• _Data to process_:
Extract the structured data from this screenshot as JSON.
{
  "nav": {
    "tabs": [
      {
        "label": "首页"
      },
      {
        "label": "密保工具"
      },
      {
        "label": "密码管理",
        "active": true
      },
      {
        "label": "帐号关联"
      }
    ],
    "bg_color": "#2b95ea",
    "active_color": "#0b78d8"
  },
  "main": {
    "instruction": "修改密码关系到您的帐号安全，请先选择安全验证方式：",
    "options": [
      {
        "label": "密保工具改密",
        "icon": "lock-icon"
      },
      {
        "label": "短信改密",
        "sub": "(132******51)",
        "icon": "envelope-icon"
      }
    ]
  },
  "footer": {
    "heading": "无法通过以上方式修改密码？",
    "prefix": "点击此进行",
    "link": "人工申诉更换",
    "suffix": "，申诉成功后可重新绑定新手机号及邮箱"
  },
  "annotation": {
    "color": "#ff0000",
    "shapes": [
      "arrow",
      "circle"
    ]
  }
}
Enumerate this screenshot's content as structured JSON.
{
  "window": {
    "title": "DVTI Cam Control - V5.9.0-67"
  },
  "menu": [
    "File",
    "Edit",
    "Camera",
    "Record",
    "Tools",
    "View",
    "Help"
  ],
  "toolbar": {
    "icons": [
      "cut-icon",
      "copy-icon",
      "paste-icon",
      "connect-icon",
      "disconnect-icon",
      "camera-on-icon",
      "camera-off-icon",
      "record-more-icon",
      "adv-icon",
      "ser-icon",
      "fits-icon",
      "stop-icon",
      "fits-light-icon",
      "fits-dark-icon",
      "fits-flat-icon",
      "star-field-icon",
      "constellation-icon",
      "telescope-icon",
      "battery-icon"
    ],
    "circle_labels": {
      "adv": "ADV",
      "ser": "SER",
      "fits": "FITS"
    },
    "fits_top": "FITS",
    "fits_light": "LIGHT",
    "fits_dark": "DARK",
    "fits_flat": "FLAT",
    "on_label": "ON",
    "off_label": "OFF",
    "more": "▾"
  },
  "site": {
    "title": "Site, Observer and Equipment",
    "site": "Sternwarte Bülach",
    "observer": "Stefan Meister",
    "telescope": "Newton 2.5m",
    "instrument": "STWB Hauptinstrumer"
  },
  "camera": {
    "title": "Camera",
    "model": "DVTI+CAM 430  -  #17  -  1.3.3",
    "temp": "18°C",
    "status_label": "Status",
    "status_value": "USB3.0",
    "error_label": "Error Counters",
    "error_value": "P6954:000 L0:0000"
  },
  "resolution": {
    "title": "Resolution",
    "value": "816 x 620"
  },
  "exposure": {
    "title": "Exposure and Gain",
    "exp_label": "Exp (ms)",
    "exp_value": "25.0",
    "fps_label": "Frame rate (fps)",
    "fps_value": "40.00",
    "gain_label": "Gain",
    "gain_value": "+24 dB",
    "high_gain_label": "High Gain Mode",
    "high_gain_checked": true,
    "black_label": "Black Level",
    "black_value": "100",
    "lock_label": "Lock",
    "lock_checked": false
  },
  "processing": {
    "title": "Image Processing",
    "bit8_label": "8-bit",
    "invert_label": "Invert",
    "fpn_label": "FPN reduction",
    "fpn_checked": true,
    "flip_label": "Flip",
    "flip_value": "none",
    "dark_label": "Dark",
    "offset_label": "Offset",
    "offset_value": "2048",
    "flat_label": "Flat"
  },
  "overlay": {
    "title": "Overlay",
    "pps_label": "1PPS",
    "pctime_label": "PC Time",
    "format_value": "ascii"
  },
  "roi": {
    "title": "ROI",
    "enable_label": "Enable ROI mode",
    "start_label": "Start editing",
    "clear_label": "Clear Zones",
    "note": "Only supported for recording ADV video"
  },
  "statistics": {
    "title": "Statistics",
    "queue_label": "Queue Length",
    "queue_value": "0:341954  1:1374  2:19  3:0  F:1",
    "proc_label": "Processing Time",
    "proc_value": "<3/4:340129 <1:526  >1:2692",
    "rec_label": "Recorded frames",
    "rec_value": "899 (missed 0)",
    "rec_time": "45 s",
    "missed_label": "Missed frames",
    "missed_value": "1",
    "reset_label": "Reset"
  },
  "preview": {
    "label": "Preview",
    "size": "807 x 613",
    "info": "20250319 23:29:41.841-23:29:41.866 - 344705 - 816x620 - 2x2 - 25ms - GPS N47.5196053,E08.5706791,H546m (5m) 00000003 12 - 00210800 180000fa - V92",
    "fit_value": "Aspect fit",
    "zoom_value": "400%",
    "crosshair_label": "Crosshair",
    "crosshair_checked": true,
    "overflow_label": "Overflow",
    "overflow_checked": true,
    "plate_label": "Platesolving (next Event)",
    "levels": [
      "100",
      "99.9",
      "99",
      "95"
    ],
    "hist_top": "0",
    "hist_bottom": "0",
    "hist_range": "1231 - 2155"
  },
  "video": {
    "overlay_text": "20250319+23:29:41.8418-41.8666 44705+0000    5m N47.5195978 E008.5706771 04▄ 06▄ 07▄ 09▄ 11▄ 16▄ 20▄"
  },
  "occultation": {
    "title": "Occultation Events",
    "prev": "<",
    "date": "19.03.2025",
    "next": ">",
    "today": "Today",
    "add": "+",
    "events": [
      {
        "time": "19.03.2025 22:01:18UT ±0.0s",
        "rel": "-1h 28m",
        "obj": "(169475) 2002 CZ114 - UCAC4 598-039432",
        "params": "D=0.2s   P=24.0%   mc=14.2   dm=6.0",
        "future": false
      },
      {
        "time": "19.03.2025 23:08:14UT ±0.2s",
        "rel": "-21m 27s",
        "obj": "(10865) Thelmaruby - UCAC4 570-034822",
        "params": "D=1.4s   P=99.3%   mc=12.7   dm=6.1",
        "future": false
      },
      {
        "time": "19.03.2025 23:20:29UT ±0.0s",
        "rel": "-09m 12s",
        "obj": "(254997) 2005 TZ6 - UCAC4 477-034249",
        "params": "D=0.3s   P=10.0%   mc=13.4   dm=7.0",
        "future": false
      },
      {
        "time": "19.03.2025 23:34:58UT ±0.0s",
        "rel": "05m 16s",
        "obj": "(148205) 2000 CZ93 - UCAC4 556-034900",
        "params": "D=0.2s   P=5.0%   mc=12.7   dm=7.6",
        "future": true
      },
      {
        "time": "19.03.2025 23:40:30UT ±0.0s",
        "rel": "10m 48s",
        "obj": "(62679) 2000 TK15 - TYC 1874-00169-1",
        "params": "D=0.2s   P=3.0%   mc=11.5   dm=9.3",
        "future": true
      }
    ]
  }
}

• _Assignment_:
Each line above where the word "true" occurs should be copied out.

• _Solution for this problem_:
        "active": true
    "high_gain_checked": true,
    "fpn_checked": true,
    "crosshair_checked": true,
    "overflow_checked": true,
        "future": true
        "future": true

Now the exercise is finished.